Here’s a primer:
1. EMPHASIZE SOCIAL IMPACT
Humans in general, but especially the younger generations, feel the need to make a significant contribution to society, and lead a meaningful life. This desire for significance requires three things that millennials have been programmed to avoid due to this expectation for convenience: dedication, patience, and effort. Organizations need not combat this; they just need to acknowledge it, and work with them accordingly, so they also learn to work to your expectations. This generation is passionate about using the workplace as a vehicle for change. Choose causes that the majority can rally around, or, alternatively, open up a conversation and allow for suggestions on how to impact the community, showing their roles are not just about maximizing shareholder value, but also about social purpose.
2. BE FLEXIBLE
It sounds simple enough, but a lot of organizations, regardless of who is at the helm, get caught up in old ways of working, the way they were taught was the right way. My first boss always said if you’re not 10 minutes early, you’re late. While this is mandatory for client meetings and strict deadlines, a recent study by Bentley University stated that the majority of millennials surveyed felt flexibility in office hours would increase productivity. If someone comes in 30 minutes late, trust they’ll work outside of office hours to ensure their work is complete. If coffee shops or the comforts of their couch are where they get their best work done, trial this, and explore how the majority of your staff feel they’ll best meet objectives.
3. COMMUNICATION AND TRUST
Cultivating a company culture where employees feel their input matters transcends all generational boundaries, but showing millennials that they’re trusted to do the job you hired them for is critical. Scrutinizing their attendance and micromanaging tactics are usually not only unnecessary, but detrimental. If you’ve selected qualified candidates, they’ll do their best work if you give them the freedom to do so. Trust doesn’t stop there, though, involve them in important decisions, particularly ones that affect their roles or departments. Not only does this form a strong bond between the employer and the employee, but it cultivates an engaging environment, which ultimately correlates directly with workplace satisfaction and retention.

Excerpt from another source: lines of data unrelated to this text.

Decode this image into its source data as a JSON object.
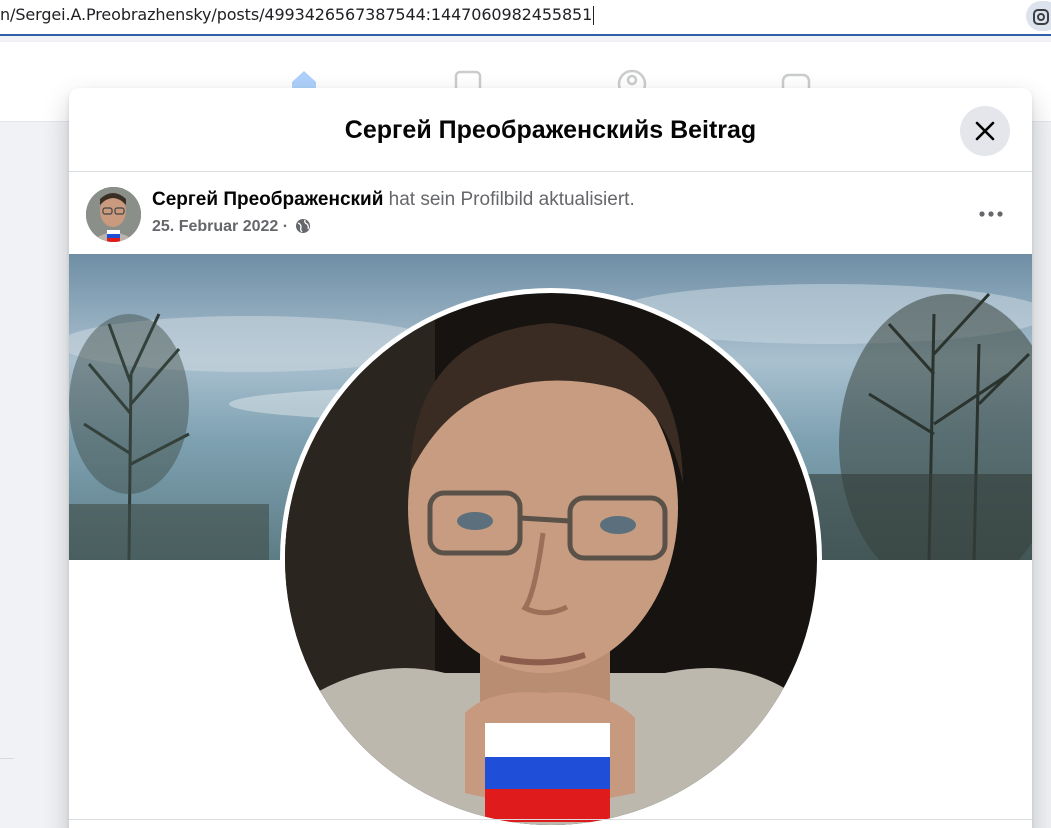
{
  "browser": {
    "url": "n/Sergei.A.Preobrazhensky/posts/4993426567387544:1447060982455851"
  },
  "dialog": {
    "title": "Сергей Преображенскийs Beitrag",
    "close_icon": "close-icon"
  },
  "post": {
    "author": "Сергей Преображенский",
    "action": "hat sein Profilbild aktualisiert.",
    "date": "25. Februar 2022",
    "separator": "·",
    "privacy_icon": "globe-icon",
    "more_icon": "more-horizontal-icon"
  },
  "colors": {
    "accent": "#1877f2",
    "address_underline": "#2f5fa8",
    "flag_white": "#ffffff",
    "flag_blue": "#1f4fd8",
    "flag_red": "#e01b1b"
  }
}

4. FOCUS ON TEACHING
You get out what you put into anything. Mentorship and training is a key focus for millennial staff, with the desire for personal development being important to a majority of the generation, with 59% of those surveyed saying it’s a deciding factor when choosing a job. This is as simple as team training programs and setting up mentorship opportunities, of which often are just as much of a learning opportunity for senior staff. With millennial employees entering the workforce in droves, is your company ready? Making these conversations outlined a part of your management strategy will allow you and your organization to reap the benefits of increased engagement from your workforce. Four seemingly simple changes, most of which are behavioral, that can not only impact company culture but your bottom line.